*The problem*
When a line in the entries below contains the word "Cloud", copy that line.

*Provided material*
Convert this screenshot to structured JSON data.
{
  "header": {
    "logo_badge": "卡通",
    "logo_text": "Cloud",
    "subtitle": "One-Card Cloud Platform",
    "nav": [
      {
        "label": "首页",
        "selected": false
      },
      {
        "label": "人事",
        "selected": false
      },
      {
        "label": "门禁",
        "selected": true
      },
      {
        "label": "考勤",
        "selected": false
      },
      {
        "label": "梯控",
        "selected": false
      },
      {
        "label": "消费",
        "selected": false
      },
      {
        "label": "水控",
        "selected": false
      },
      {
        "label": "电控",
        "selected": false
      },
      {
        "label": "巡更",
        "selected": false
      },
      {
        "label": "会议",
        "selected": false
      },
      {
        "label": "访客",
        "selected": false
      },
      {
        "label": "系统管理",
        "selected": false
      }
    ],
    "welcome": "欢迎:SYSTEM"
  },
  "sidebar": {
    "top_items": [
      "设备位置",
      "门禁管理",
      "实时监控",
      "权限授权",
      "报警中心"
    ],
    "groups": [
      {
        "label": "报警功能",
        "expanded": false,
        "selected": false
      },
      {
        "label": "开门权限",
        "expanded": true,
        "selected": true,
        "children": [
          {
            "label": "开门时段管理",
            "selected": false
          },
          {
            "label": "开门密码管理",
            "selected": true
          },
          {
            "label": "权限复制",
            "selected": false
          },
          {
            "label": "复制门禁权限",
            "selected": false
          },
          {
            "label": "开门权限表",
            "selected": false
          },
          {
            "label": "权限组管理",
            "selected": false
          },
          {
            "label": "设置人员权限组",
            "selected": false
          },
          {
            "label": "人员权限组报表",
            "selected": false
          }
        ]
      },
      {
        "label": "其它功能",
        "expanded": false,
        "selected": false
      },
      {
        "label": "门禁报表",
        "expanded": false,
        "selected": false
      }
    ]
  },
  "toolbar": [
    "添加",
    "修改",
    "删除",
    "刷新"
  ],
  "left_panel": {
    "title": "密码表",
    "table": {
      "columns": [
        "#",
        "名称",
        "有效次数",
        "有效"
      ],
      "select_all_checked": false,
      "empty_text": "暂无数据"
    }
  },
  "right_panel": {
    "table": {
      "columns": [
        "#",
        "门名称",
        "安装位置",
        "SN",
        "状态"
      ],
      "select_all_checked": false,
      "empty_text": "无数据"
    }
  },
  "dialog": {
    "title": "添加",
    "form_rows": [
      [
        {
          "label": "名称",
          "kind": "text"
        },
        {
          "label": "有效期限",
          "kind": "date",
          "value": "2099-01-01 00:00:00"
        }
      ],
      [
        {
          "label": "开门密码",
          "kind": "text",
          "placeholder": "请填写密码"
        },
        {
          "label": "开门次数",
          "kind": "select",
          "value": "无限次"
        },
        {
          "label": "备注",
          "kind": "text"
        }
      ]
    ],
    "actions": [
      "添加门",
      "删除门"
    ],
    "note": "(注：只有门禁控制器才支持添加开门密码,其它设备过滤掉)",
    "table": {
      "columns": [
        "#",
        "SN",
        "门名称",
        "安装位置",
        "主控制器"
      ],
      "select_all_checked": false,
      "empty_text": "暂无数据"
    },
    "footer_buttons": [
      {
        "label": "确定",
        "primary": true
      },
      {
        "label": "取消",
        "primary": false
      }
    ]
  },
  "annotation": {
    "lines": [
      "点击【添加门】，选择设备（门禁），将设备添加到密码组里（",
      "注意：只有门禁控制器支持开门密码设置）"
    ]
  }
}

*Answer area*
    "logo_text": "Cloud",
    "subtitle": "One-Card Cloud Platform",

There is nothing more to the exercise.